The Holcim Award winners for North America have been announced in Toronto. The 13 winning projects illustrate how sustainable construction continues to evolve—developing more sophisticated and multi-disciplinary responses to the challenges facing the building and construction industry.
The winning teams will share more than $300,000 in prize money.
All images courtesy Holcim.
GOLD PRIZE: Poreform
Authors: Water Pore Partnership, Yale University
This design proposal repositions water infrastructure as a civic project. Facing a significant shortage of water in an arid region, local drainage systems are incapable of handling and collecting the water that floods the Las Vegas valley when it rains.
Poreform, a porous concrete surface poured in place with fabric formwork is capable of rapid saturation and slow release, and reframes water as a valuable resource rather than a liability. The surface feeds water to subterranean basins.
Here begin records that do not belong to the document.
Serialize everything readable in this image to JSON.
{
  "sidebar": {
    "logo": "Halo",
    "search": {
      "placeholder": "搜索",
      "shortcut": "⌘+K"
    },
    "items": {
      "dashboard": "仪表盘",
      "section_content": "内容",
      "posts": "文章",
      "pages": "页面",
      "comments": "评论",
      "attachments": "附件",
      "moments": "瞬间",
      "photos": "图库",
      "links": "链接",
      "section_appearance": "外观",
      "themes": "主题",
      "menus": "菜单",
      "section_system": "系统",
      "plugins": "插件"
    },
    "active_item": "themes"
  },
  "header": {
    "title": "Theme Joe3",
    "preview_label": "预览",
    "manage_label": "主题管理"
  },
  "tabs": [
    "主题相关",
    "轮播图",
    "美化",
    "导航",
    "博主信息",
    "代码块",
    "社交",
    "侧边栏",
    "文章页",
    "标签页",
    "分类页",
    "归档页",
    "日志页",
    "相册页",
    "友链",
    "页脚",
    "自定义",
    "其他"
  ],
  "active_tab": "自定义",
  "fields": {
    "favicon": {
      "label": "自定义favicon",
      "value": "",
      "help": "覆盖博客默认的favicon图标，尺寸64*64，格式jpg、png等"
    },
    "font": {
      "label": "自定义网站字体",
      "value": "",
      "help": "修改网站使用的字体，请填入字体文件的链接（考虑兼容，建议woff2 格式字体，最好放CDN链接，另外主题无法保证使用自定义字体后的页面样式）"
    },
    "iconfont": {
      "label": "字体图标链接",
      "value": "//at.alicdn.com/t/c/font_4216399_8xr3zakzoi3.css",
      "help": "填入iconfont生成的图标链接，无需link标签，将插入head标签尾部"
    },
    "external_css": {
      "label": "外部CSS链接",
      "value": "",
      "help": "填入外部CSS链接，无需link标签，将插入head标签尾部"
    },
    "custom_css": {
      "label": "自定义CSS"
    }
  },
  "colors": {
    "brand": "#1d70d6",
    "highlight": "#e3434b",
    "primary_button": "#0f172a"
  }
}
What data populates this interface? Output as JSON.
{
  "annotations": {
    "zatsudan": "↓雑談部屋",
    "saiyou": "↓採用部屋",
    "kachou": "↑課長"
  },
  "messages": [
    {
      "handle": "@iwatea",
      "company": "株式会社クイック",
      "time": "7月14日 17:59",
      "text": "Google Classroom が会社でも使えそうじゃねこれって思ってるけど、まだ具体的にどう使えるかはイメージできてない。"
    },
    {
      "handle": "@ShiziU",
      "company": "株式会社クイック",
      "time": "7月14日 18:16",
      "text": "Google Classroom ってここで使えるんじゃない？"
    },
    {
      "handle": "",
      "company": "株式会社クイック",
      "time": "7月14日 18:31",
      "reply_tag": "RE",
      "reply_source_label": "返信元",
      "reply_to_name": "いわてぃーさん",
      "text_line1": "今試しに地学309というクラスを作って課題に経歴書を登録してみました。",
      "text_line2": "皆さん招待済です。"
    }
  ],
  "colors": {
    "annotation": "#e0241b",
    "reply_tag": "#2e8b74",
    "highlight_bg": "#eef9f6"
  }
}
It is located within the public realm and claims a stake as civic infrastructure that is as important as its nearby sister, the Hoover Dam.
SILVER PRIZE: Rebuilding by Design
Authors: Bjarke Ingels Group (BIG), Starr Whitehouse Landscape Architects and Planners, One Architecture, James Lima Planning + Development, Buro Happold Engineering, Level Agency for Infrastructure, Green Shield Ecology, ARCADIS, AEA Consulting, Project Projects
The BIG U project, which you can read more about here, addresses the vulnerability of New York City to coastal flooding and proposes a protective ribbon around lower Manhattan. The master plan uses a raised berm strategically to create a sequence of public spaces along the water’s edge along the raised bank.
The infrastructural barrier incorporates a range of neighborhood functions and as a result offers multiple design opportunities, fostering local commercial, recreational, and cultural activities.
BRONZE PRIZE: Hy-Fi
Authors: The Living, Arup, 3M, Ecovative Design
Hy-Fi is a cluster of circular towers formed using reflective bricks, designed for and commissioned by the MoMA PS1 Young Architects Program. The structure uses recent advances in biotechnology combined with cutting-edge computation and engineering to create new building materials that are almost fully organically grown and compostable.
Beyond the use of technological innovations, the tower challenges perceptual expectations through unexpected relationships of patterns, color, and light. You can see more here.